** Data for review follows **

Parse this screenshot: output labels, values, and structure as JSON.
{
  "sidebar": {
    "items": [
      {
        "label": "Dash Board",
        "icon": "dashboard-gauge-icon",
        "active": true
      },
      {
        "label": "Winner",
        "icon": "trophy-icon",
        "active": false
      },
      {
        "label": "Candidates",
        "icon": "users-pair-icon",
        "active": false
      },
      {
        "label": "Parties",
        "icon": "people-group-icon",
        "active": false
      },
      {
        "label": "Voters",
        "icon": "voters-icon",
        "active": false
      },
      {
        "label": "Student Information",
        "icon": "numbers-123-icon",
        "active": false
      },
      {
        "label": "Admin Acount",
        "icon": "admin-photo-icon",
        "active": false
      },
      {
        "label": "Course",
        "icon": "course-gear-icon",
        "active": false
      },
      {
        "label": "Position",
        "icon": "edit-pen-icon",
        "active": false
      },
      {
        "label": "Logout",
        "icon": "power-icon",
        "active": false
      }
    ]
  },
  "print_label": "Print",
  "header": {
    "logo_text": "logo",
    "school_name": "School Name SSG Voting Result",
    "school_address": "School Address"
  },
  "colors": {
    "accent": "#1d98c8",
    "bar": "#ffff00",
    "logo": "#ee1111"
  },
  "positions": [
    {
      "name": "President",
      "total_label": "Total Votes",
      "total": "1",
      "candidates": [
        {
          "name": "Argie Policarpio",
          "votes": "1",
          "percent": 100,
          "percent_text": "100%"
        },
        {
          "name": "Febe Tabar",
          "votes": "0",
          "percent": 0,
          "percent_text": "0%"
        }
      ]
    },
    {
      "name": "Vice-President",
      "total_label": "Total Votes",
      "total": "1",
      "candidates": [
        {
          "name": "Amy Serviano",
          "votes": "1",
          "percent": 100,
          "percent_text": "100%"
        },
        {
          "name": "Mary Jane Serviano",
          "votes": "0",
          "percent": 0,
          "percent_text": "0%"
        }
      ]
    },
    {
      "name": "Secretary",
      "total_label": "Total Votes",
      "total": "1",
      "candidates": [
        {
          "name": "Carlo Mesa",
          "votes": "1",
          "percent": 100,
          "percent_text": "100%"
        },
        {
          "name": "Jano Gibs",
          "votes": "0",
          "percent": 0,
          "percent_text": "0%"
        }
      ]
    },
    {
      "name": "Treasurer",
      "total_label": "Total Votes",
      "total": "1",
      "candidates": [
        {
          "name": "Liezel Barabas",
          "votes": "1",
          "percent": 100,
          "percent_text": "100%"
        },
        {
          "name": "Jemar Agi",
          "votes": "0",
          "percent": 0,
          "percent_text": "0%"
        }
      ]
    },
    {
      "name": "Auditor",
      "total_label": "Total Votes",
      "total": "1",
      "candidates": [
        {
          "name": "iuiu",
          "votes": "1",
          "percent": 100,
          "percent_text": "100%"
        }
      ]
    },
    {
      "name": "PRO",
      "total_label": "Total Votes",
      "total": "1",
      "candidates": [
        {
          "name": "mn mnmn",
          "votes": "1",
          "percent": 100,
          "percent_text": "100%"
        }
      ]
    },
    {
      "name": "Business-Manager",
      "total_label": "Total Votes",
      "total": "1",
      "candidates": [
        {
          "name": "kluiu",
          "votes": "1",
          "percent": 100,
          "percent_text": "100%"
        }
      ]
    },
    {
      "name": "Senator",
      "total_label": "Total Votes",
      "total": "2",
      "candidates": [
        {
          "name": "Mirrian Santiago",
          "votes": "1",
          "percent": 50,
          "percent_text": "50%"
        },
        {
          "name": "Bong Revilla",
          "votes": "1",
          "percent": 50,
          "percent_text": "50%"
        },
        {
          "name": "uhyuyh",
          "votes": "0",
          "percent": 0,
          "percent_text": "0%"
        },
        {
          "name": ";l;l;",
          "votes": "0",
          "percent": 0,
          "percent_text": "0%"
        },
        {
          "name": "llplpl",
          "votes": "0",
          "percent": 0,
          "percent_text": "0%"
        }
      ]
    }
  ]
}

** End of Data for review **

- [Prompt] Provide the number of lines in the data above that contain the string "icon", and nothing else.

- [Answer to the problem] 10